(19) A.K. Biswas, Y.J. Hutin, R. Ramakrishnan, B. Patra, M.D. Gupte. Increased financial accessibility and targeted education messages could increase ownership and use of mosquito nets in Purulia District, West Bengal, India. Transactions of the Royal Society of Tropical Medicine and Hygiene - June 2010 (Vol. 104, Issue 6, Pages 423-428, DOI: 10.1016/j.trstmh.2010.01.001)

(20) “Immunization.” WHO. 2010. Accessed 13 August 2010.

(21) “Immunization against disease and public health importance.” WHO. 2010. Accessed 13 August 2010.

(22) Schultz, T.P. 1984. Studying the impact of household economic and community variables on child mortality. Population and Development Review Suppl. 10:215–235.

(23) Barrera, A. 1990. The role of maternal schooling and its interaction with public health programs in child health production. Journal of Development Economics 32:69–91.
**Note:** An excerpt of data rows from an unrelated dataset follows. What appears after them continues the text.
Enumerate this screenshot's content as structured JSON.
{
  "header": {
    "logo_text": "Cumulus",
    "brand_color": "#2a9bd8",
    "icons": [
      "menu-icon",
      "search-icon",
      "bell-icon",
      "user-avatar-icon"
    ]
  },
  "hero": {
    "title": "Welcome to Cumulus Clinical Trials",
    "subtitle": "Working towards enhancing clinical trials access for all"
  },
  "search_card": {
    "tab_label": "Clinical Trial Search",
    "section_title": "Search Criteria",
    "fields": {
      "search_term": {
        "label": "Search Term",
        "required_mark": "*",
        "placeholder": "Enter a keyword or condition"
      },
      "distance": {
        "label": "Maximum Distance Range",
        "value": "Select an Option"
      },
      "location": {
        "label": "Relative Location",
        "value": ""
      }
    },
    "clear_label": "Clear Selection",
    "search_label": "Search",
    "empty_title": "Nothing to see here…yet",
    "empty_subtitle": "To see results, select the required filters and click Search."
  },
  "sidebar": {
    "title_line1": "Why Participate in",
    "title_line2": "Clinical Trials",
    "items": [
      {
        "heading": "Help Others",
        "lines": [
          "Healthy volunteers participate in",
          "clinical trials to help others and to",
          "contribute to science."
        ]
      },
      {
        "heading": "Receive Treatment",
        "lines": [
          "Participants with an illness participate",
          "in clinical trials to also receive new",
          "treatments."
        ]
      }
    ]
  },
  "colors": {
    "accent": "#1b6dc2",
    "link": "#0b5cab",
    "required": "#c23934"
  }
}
(24) Igumbor, O.J., Pengpid, S., Obi, C.L. (2006). Effect of exposure to clinic-based health education interventions on behavioural intention to prevent mother-to-child transmission of HIV infection. SAHARA Journal, 3, 394-402.